Scholar in Focus: Margaret Stokes (1832-1900): Archaeologist and Antiquary
Date: Wednesday, 27 June 2018.
Venue: Royal Society of Antiquaries of Ireland, 63 Merrion Square South, Dublin 2 (please note: wheelchair facilities not available).
Registration fee: €25 / €15 concession (incl. refreshments & reception)
Booking: Online (click here) OR phone Carla Briggs at 01-7168403
This symposium celebrates the archaeologist and illustrator Margaret Stokes (1832-1900). The most important Irish woman antiquary of the Victorian era, her scholarship, editing and illustrations were esteemed by contemporaries throughout Europe. The symposium will examine Stokes' work on Irish antiquities, resulting in such notable publications as Early Christian Art in Ireland (1887), while also exploring the results of her intrepid research expeditions abroad, even late into her career.

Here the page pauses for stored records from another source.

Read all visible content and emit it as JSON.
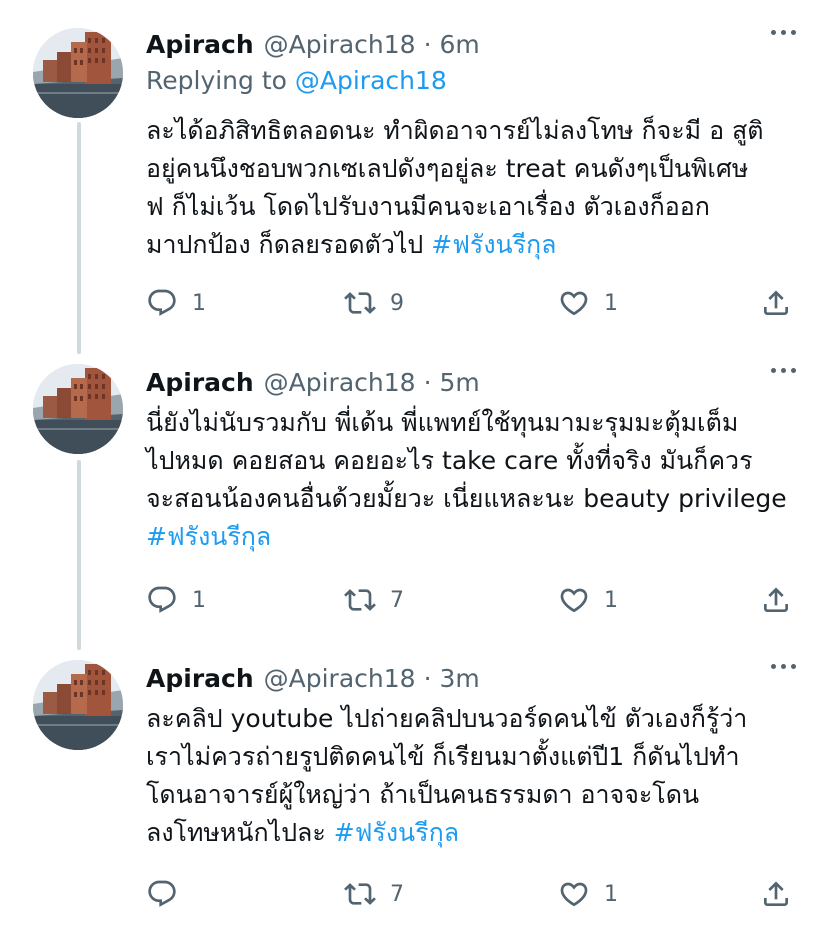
{
  "tweets": [
    {
      "name": "Apirach",
      "handle": "@Apirach18",
      "sep": "·",
      "time": "6m",
      "replying_prefix": "Replying to ",
      "replying_to": "@Apirach18",
      "lines": [
        "ละได้อภิสิทธิตลอดนะ ทำผิดอาจารย์ไม่ลงโทษ ก็จะมี อ สูติ",
        "อยู่คนนึงชอบพวกเซเลปดังๆอยู่ละ treat คนดังๆเป็นพิเศษ",
        "ฟ ก็ไม่เว้น โดดไปรับงานมีคนจะเอาเรื่อง ตัวเองก็ออก",
        "มาปกป้อง ก็ดลยรอดตัวไป "
      ],
      "hashtag": "#ฟรังนรีกุล",
      "replies": "1",
      "retweets": "9",
      "likes": "1"
    },
    {
      "name": "Apirach",
      "handle": "@Apirach18",
      "sep": "·",
      "time": "5m",
      "lines": [
        "นี่ยังไม่นับรวมกับ พี่เด้น พี่แพทย์ใช้ทุนมามะรุมมะตุ้มเต็ม",
        "ไปหมด คอยสอน คอยอะไร take care ทั้งที่จริง มันก็ควร",
        "จะสอนน้องคนอื่นด้วยมั้ยวะ เนี่ยแหละนะ beauty privilege",
        ""
      ],
      "hashtag": "#ฟรังนรีกุล",
      "replies": "1",
      "retweets": "7",
      "likes": "1"
    },
    {
      "name": "Apirach",
      "handle": "@Apirach18",
      "sep": "·",
      "time": "3m",
      "lines": [
        "ละคลิป youtube ไปถ่ายคลิปบนวอร์ดคนไข้ ตัวเองก็รู้ว่า",
        "เราไม่ควรถ่ายรูปติดคนไข้ ก็เรียนมาตั้งแต่ปี1 ก็ดันไปทำ",
        "โดนอาจารย์ผู้ใหญ่ว่า ถ้าเป็นคนธรรมดา อาจจะโดน",
        "ลงโทษหนักไปละ "
      ],
      "hashtag": "#ฟรังนรีกุล",
      "retweets": "7",
      "likes": "1"
    }
  ],
  "icons": {
    "reply": "reply-icon",
    "retweet": "retweet-icon",
    "like": "heart-icon",
    "share": "share-icon",
    "more": "more-options-icon"
  },
  "colors": {
    "link": "#1d9bf0",
    "secondary": "#536471",
    "text": "#0f1419",
    "thread": "#cfd9de"
  }
}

Registration: 9:30-10:00 @ Royal Society of Antiquaries of Ireland
First session: Chair: Peter Harbison, MRIA
10:00 Janette Stokes, Independent Scholar: Introducing Margaret Stokes
10:30 Marie Bourke, Art and Cultural Historian: Margaret Stokes and her cultural milieu

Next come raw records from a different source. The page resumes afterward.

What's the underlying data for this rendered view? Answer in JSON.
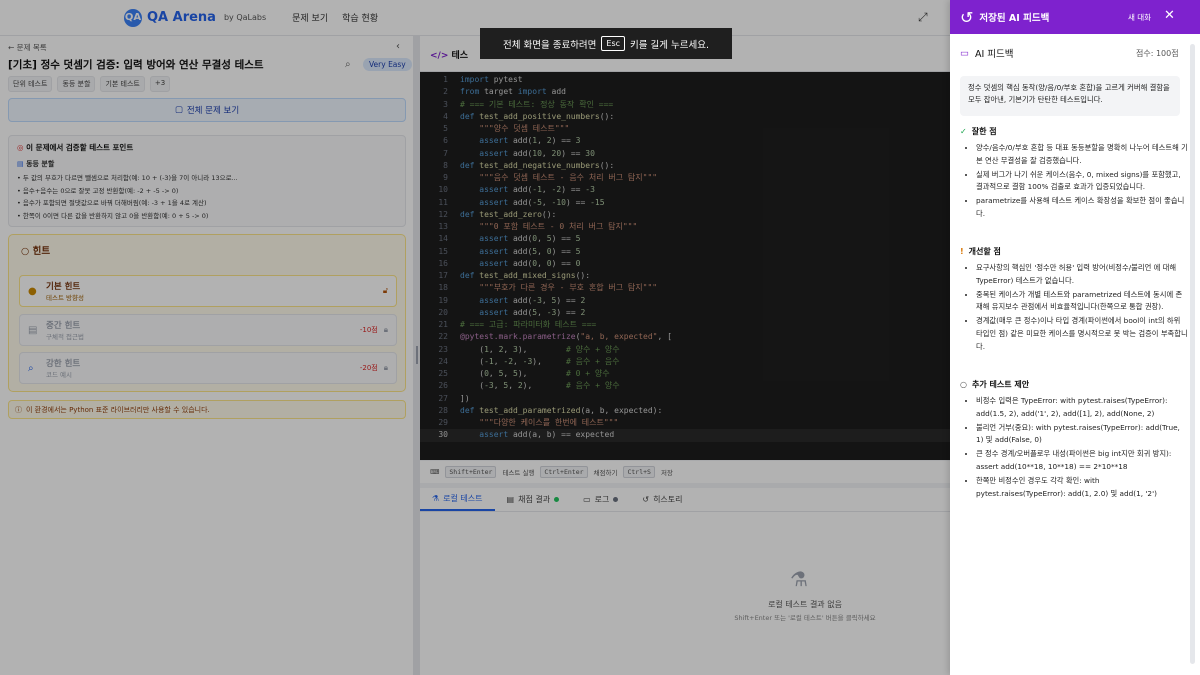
{
  "nav": {
    "logo_mark": "QA",
    "brand": "QA Arena",
    "by": "by QaLabs",
    "links": [
      "문제 보기",
      "학습 현황"
    ]
  },
  "toast": {
    "before": "전체 화면을 종료하려면",
    "key": "Esc",
    "after": "키를 길게 누르세요."
  },
  "problem": {
    "back": "← 문제 목록",
    "title": "[기초] 정수 덧셈기 검증: 입력 방어와 연산 무결성 테스트",
    "difficulty": "Very Easy",
    "tags": [
      "단위 테스트",
      "동등 분할",
      "기본 테스트",
      "+3"
    ],
    "view_all": "전체 문제 보기",
    "points_title": "이 문제에서 검증할 테스트 포인트",
    "points_sub": "동등 분할",
    "points": [
      "• 두 값의 부호가 다르면 뺄셈으로 처리함(예: 10 + (-3)을 7이 아니라 13으로...",
      "• 음수+음수는 0으로 잘못 고정 반환함(예: -2 + -5 -> 0)",
      "• 음수가 포함되면 절댓값으로 바꿔 더해버림(예: -3 + 1을 4로 계산)",
      "• 한쪽이 0이면 다른 값을 반환하지 않고 0을 반환함(예: 0 + 5 -> 0)"
    ],
    "hints_title": "힌트",
    "hints": [
      {
        "name": "기본 힌트",
        "desc": "테스트 방향성",
        "cost": ""
      },
      {
        "name": "중간 힌트",
        "desc": "구체적 접근법",
        "cost": "-10점"
      },
      {
        "name": "강한 힌트",
        "desc": "코드 예시",
        "cost": "-20점"
      }
    ],
    "notice": "이 환경에서는 Python 표준 라이브러리만 사용할 수 있습니다."
  },
  "editor": {
    "title": "테스",
    "code": [
      "import pytest",
      "from target import add",
      "# === 기본 테스트: 정상 동작 확인 ===",
      "def test_add_positive_numbers():",
      "    \"\"\"양수 덧셈 테스트\"\"\"",
      "    assert add(1, 2) == 3",
      "    assert add(10, 20) == 30",
      "def test_add_negative_numbers():",
      "    \"\"\"음수 덧셈 테스트 - 음수 처리 버그 탐지\"\"\"",
      "    assert add(-1, -2) == -3",
      "    assert add(-5, -10) == -15",
      "def test_add_zero():",
      "    \"\"\"0 포함 테스트 - 0 처리 버그 탐지\"\"\"",
      "    assert add(0, 5) == 5",
      "    assert add(5, 0) == 5",
      "    assert add(0, 0) == 0",
      "def test_add_mixed_signs():",
      "    \"\"\"부호가 다른 경우 - 부호 혼합 버그 탐지\"\"\"",
      "    assert add(-3, 5) == 2",
      "    assert add(5, -3) == 2",
      "# === 고급: 파라미터화 테스트 ===",
      "@pytest.mark.parametrize(\"a, b, expected\", [",
      "    (1, 2, 3),        # 양수 + 양수",
      "    (-1, -2, -3),     # 음수 + 음수",
      "    (0, 5, 5),        # 0 + 양수",
      "    (-3, 5, 2),       # 음수 + 양수",
      "])",
      "def test_add_parametrized(a, b, expected):",
      "    \"\"\"다양한 케이스를 한번에 테스트\"\"\"",
      "    assert add(a, b) == expected"
    ],
    "current_line": 30,
    "shortcuts": [
      {
        "key": "Shift+Enter",
        "label": "테스트 실행"
      },
      {
        "key": "Ctrl+Enter",
        "label": "채점하기"
      },
      {
        "key": "Ctrl+S",
        "label": "저장"
      }
    ]
  },
  "bottom": {
    "tabs": [
      "로컬 테스트",
      "채점 결과",
      "로그",
      "히스토리"
    ],
    "empty_title": "로컬 테스트 결과 없음",
    "empty_sub": "Shift+Enter 또는 '로컬 테스트' 버튼을 클릭하세요"
  },
  "feedback": {
    "header": "저장된 AI 피드백",
    "new_chat": "새 대화",
    "title": "AI 피드백",
    "score": "점수: 100점",
    "summary": "정수 덧셈의 핵심 동작(양/음/0/부호 혼합)을 고르게 커버해 결함을 모두 잡아낸, 기본기가 탄탄한 테스트입니다.",
    "good_title": "잘한 점",
    "good": [
      "양수/음수/0/부호 혼합 등 대표 동등분할을 명확히 나누어 테스트해 기본 연산 무결성을 잘 검증했습니다.",
      "실제 버그가 나기 쉬운 케이스(음수, 0, mixed signs)를 포함했고, 결과적으로 결함 100% 검출로 효과가 입증되었습니다.",
      "parametrize를 사용해 테스트 케이스 확장성을 확보한 점이 좋습니다."
    ],
    "improve_title": "개선할 점",
    "improve": [
      "요구사항의 핵심인 '정수만 허용' 입력 방어(비정수/불리언 에 대해 TypeError) 테스트가 없습니다.",
      "중복된 케이스가 개별 테스트와 parametrized 테스트에 동시에 존재해 유지보수 관점에서 비효율적입니다(한쪽으로 통합 권장).",
      "경계값(매우 큰 정수)이나 타입 경계(파이썬에서 bool이 int의 하위 타입인 점) 같은 미묘한 케이스를 명시적으로 못 박는 검증이 부족합니다."
    ],
    "extra_title": "추가 테스트 제안",
    "extra": [
      "비정수 입력은 TypeError: with pytest.raises(TypeError): add(1.5, 2), add('1', 2), add([1], 2), add(None, 2)",
      "불리언 거부(중요): with pytest.raises(TypeError): add(True, 1) 및 add(False, 0)",
      "큰 정수 경계/오버플로우 내성(파이썬은 big int지만 회귀 방지): assert add(10**18, 10**18) == 2*10**18",
      "한쪽만 비정수인 경우도 각각 확인: with pytest.raises(TypeError): add(1, 2.0) 및 add(1, '2')"
    ]
  },
  "colors": {
    "accent": "#7e22ce",
    "brand": "#2563eb"
  }
}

11:00 Tea and coffee
Second session: Chair: Fintan Cullen, University of Nottingham
11:30 Jane Hawkes, History of Art, York University: Margaret Stokes and the visual translation of early Medieval monuments
12:00 Philip McEvansoneya, Department of History of Art and Architecture, TCD: Margaret Stokes, writing for money
1:00–2:30 Sandwich lunch provided
1:20 Early Christian artefacts studied and drawn by Margaret Stokes in the Treasury Exhibition, ground floor, National Museum of Ireland with Lynda Mulvin.
1:30 Drawings by Margaret Stokes in the Prints and Drawings Room of the National Gallery of Ireland with Anne Hodge. (Access through the Atrium, stairs to the left).
Third session: Chair: Róisín Kennedy, UCD
2:30 Jenifer Ní Ghrádaigh, Independent Scholar: Margaret Stokes and George Petrie’s Christian Inscriptions.
3:00 Lynda Mulvin, School of Art History and Cultural Policy, UCD: Margaret Stokes and pioneering investigations of ‘Irish Scribes on the Continent’
3:30 Tea and coffee
Fourth session: Chair: Audrey Whitty, NMI
4:00 Niamh NicGhabhann, University of Limerick: “Immeasurably more art in the carved decorations of a South Sea or South African spear-handle”: negotiating cultural values within nineteenth-century Irish antiquarian discourse.
4:30 Peter Murray, Art Historian: Margaret Stokes: an overview.
Attendees are afterwards invited for a glass of wine in the RSAI garden, weather permitting.